By 34 weeks, approximately 4% of babies are still in the breech position. Approximately 13% of all C-sections performed are because a baby is still breech.  Birthing interventions like C-sections are sometimes medically necessary, but the best and less invasive option for both mom and baby would be for baby to transition into the right position for a vaginal delivery. Babies can move into the proper birthing position after 34 weeks but are less likely to turn during the last part of the 3rd trimester.  Doctors have methods for turning a breech baby in the hopes to get them face down before delivery.  They use a method called ECV, or External Cephalic Version.  This method involves applying intense pressure to the womb in the hopes that this pressure will force the baby to flip.  But this method can be extremely painful for mom and traumatic for the baby.  Not to mention it only works part of the time and there is no guarantee of success.  If you are late in pregnancy and have a baby in the breech position, consider safer, less invasive methods for turning him or her, such as chiropractic care from a Bentonville chiropractor.
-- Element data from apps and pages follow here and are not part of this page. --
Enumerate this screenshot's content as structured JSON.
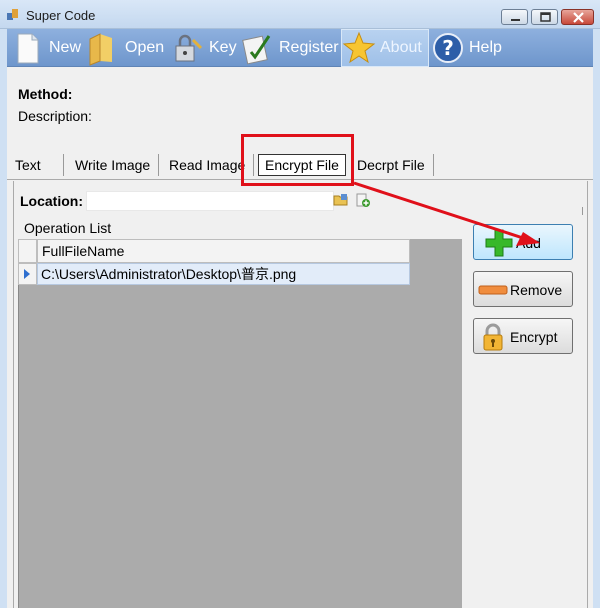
{
  "window": {
    "title": "Super Code"
  },
  "toolbar": {
    "items": [
      {
        "label": "New",
        "icon": "new-document-icon"
      },
      {
        "label": "Open",
        "icon": "folder-icon"
      },
      {
        "label": "Key",
        "icon": "lock-key-icon"
      },
      {
        "label": "Register",
        "icon": "register-pen-icon"
      },
      {
        "label": "About",
        "icon": "star-icon",
        "active": true
      },
      {
        "label": "Help",
        "icon": "help-question-icon"
      }
    ]
  },
  "info": {
    "method_label": "Method:",
    "description_label": "Description:"
  },
  "tabs": [
    {
      "label": "Text"
    },
    {
      "label": "Write Image"
    },
    {
      "label": "Read Image"
    },
    {
      "label": "Encrypt File",
      "active": true
    },
    {
      "label": "Decrpt File"
    }
  ],
  "location": {
    "label": "Location:",
    "value": ""
  },
  "operation_list": {
    "label": "Operation List",
    "columns": [
      "FullFileName"
    ],
    "rows": [
      [
        "C:\\Users\\Administrator\\Desktop\\普京.png"
      ]
    ]
  },
  "side_buttons": {
    "add": "Add",
    "remove": "Remove",
    "encrypt": "Encrypt"
  },
  "colors": {
    "toolbar": "#7ea3d6",
    "highlight": "#e0101a",
    "grid_bg": "#ababab",
    "selected_row": "#e2ecf9"
  }
}
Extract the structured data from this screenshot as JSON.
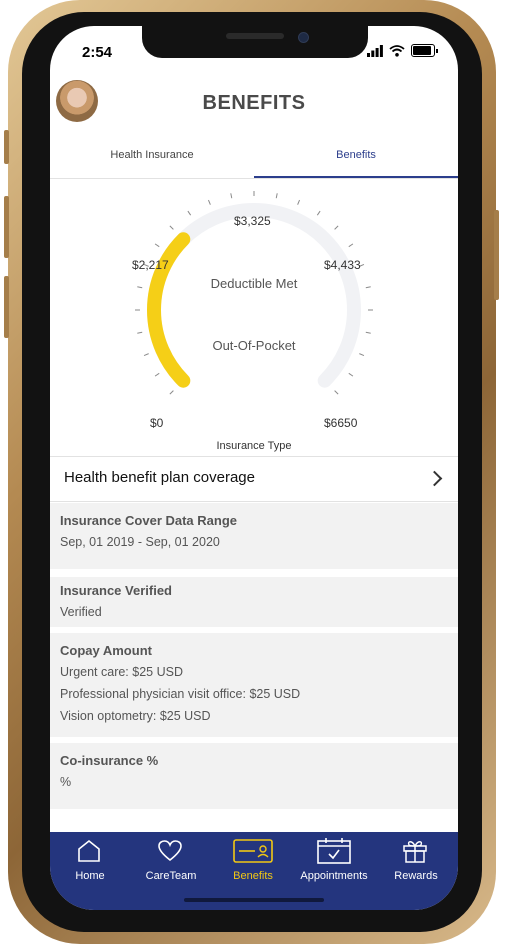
{
  "status": {
    "time": "2:54"
  },
  "header": {
    "title": "BENEFITS"
  },
  "tabs": [
    {
      "label": "Health Insurance",
      "active": false
    },
    {
      "label": "Benefits",
      "active": true
    }
  ],
  "gauge": {
    "tick_labels": [
      "$0",
      "$2,217",
      "$3,325",
      "$4,433",
      "$6650"
    ],
    "min": 0,
    "max": 6650,
    "deductible_met_value": 2217,
    "deductible_label": "Deductible Met",
    "out_of_pocket_label": "Out-Of-Pocket",
    "colors": {
      "filled": "#f5cf17",
      "track": "#f1f2f5"
    }
  },
  "insurance_type_label": "Insurance Type",
  "plan_row": {
    "label": "Health benefit plan coverage"
  },
  "cards": {
    "cover_range": {
      "title": "Insurance Cover Data Range",
      "value": "Sep, 01 2019 - Sep, 01 2020"
    },
    "verified": {
      "title": "Insurance Verified",
      "value": "Verified"
    },
    "copay": {
      "title": "Copay Amount",
      "lines": [
        "Urgent care: $25 USD",
        "Professional physician visit office: $25 USD",
        "Vision optometry: $25 USD"
      ]
    },
    "coinsurance": {
      "title": "Co-insurance %",
      "value": "%"
    }
  },
  "nav": {
    "items": [
      {
        "label": "Home",
        "icon": "home-icon"
      },
      {
        "label": "CareTeam",
        "icon": "heart-icon"
      },
      {
        "label": "Benefits",
        "icon": "card-icon",
        "active": true
      },
      {
        "label": "Appointments",
        "icon": "calendar-icon"
      },
      {
        "label": "Rewards",
        "icon": "gift-icon"
      }
    ],
    "colors": {
      "background": "#24357e",
      "active": "#f2c814"
    }
  }
}
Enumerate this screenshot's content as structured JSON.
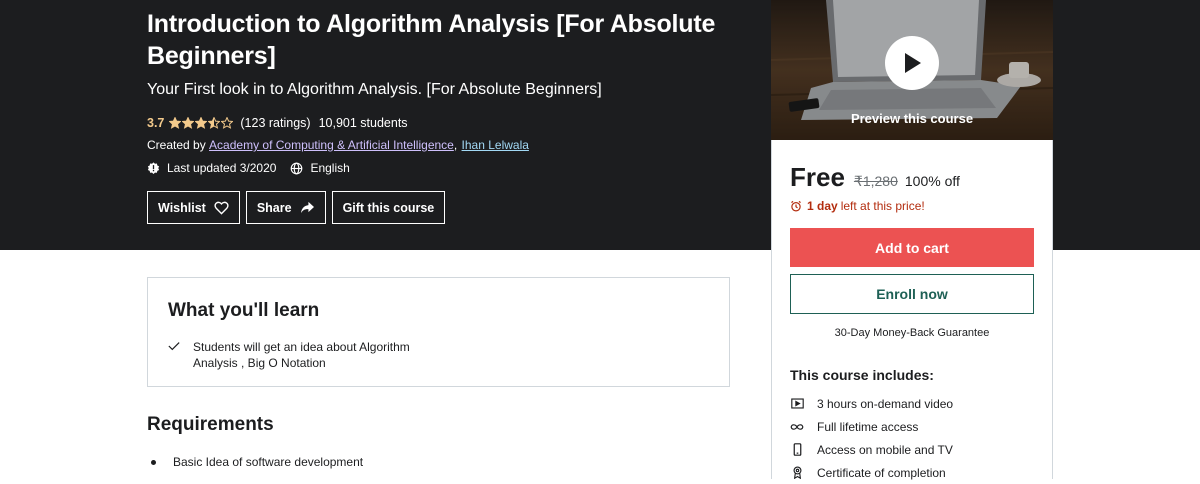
{
  "course": {
    "title": "Introduction to Algorithm Analysis [For Absolute Beginners]",
    "subtitle": "Your First look in to Algorithm Analysis. [For Absolute Beginners]",
    "rating": "3.7",
    "rating_value": 3.7,
    "ratings_count": "(123 ratings)",
    "students": "10,901 students",
    "created_by_label": "Created by",
    "instructors": [
      "Academy of Computing & Artificial Intelligence",
      "Ihan Lelwala"
    ],
    "last_updated": "Last updated 3/2020",
    "language": "English"
  },
  "actions": {
    "wishlist": "Wishlist",
    "share": "Share",
    "gift": "Gift this course"
  },
  "preview": {
    "label": "Preview this course"
  },
  "purchase": {
    "price": "Free",
    "original_price": "₹1,280",
    "discount": "100% off",
    "timer_bold": "1 day",
    "timer_rest": "left at this price!",
    "add_to_cart": "Add to cart",
    "enroll": "Enroll now",
    "guarantee": "30-Day Money-Back Guarantee",
    "includes_title": "This course includes:",
    "includes": [
      {
        "icon": "video-icon",
        "label": "3 hours on-demand video"
      },
      {
        "icon": "infinity-icon",
        "label": "Full lifetime access"
      },
      {
        "icon": "mobile-icon",
        "label": "Access on mobile and TV"
      },
      {
        "icon": "certificate-icon",
        "label": "Certificate of completion"
      }
    ]
  },
  "learn": {
    "title": "What you'll learn",
    "items": [
      "Students will get an idea about Algorithm Analysis , Big O Notation"
    ]
  },
  "requirements": {
    "title": "Requirements",
    "items": [
      "Basic Idea of software development"
    ]
  },
  "colors": {
    "hero_bg": "#1c1d1f",
    "star": "#f3ca8c",
    "cart_button": "#ec5252",
    "enroll_border": "#1e6055",
    "timer": "#b32d0f"
  }
}
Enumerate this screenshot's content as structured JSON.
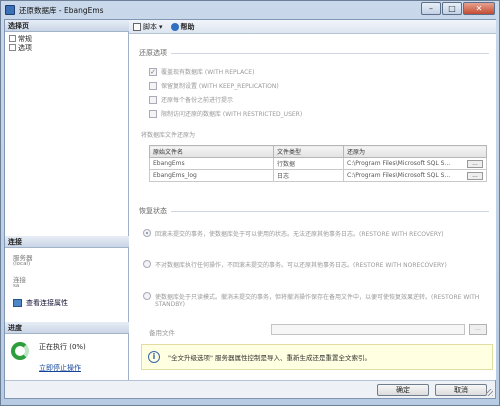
{
  "window": {
    "title": "还原数据库 - EbangEms"
  },
  "sidebar": {
    "select_page_header": "选择页",
    "pages": [
      {
        "label": "常规"
      },
      {
        "label": "选项"
      }
    ],
    "connection_header": "连接",
    "server_label": "服务器",
    "server_value": "(local)",
    "connection_label": "连接",
    "connection_value": "sa",
    "view_connection_props": "查看连接属性",
    "progress_header": "进度",
    "progress_status": "正在执行 (0%)",
    "stop_link": "立即停止操作"
  },
  "toolbar": {
    "script_label": "脚本",
    "help_label": "帮助"
  },
  "restore_options": {
    "title": "还原选项",
    "checks": [
      {
        "label": "覆盖现有数据库 (WITH REPLACE)",
        "checked": true
      },
      {
        "label": "保留复制设置 (WITH KEEP_REPLICATION)",
        "checked": false
      },
      {
        "label": "还原每个备份之前进行提示",
        "checked": false
      },
      {
        "label": "限制访问还原的数据库 (WITH RESTRICTED_USER)",
        "checked": false
      }
    ]
  },
  "files": {
    "caption": "将数据库文件还原为",
    "columns": [
      "原始文件名",
      "文件类型",
      "还原为"
    ],
    "rows": [
      {
        "name": "EbangEms",
        "type": "行数据",
        "path": "C:\\Program Files\\Microsoft SQL S..."
      },
      {
        "name": "EbangEms_log",
        "type": "日志",
        "path": "C:\\Program Files\\Microsoft SQL S..."
      }
    ],
    "browse_label": "..."
  },
  "recovery": {
    "title": "恢复状态",
    "options": [
      {
        "label": "回滚未提交的事务，使数据库处于可以使用的状态。无法还原其他事务日志。(RESTORE WITH RECOVERY)",
        "selected": true
      },
      {
        "label": "不对数据库执行任何操作，不回滚未提交的事务。可以还原其他事务日志。(RESTORE WITH NORECOVERY)",
        "selected": false
      },
      {
        "label": "使数据库处于只读模式。撤消未提交的事务，但将撤消操作保存在备用文件中，以便可使恢复效果逆转。(RESTORE WITH STANDBY)",
        "selected": false
      }
    ],
    "standby_file_label": "备用文件",
    "browse_label": "..."
  },
  "info": {
    "message": "\"全文升级选项\" 服务器属性控制是导入、重新生成还是重置全文索引。"
  },
  "buttons": {
    "ok": "确定",
    "cancel": "取消"
  }
}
About the Webster Technique

The Webster Technique is a technique utilized by chiropractor Dr. Tom Niemela of Arbor Vitae Chiropractic.  This technique was first developed by Dr. Larry Webster with his daughter in mind.  She has previous undergone a very traumatic birth experience in which her baby was breech.  Dr. Webster realized that spinal misalignments can play a significant role in the baby’s position in the womb.  He practiced the Webster Technique on pregnant women and noticed that many babies who were previously breech would turn on their own accord into the ideal head-down position before birth.  Because of his research, the Webster Technique has become one of the leading methods for turning a breech baby for a better birthing experience for mom and baby.

What Does the Webster Technique Do?

This primary goal of this chiropractic technique is to remove spinal misalignments and alleviate pressure on the uterus.  When vertebrae of the spine are twisted, turned, or out of place, it can place unwanted pressure on the uterus, limiting space in the womb.  But removing spinal misalignments can relieve the pressure and allow the baby room to move about, including turning into the vertex position for delivery.  Bentonville chiropractor Dr. Tom Niemela will gently adjust the sacrum to align the spine and pelvis of the mom, which creates optimal space in the womb for the baby to turn as necessary. The success rate for turning a breech baby with the Webster Technique is high, sometimes as high as 92%! With regular chiropractic care throughout pregnancy, moms can experience increased comfort, provide more room for their baby in the womb, decrease the likelihood of a C-section, and have an easier and faster delivery. 

If your baby is breech, chiropractic care is a noninvasive, safe, and gentle method for turning a breech baby.  Schedule an appointment with Dr. Tom Niemela of Arbor Vitae Chiropractic for optimal results.

 

 

Sources

Choahan, N.  “Birth interventions ‘negatively impact child’s long-term health”. The Sydney Morning Herald, Mar. 2018. https://www.smh.com.au/national/birth-interventions-negatively-impact-child-s-long-term-health-20180325-p4z66i.html

Pistolese, R. “The Webster Technique: a chiropractic technique with obstetric implications.” Journal of Manipulative Physiological Therapy.” 2002 Jul-Aug; 25(6): E1-9. https://www.ncbi.nlm.nih.gov/pubmed/12183701.

About the Webster Technique. https://icpa4kids.com/training/webster-certification/webster-technique/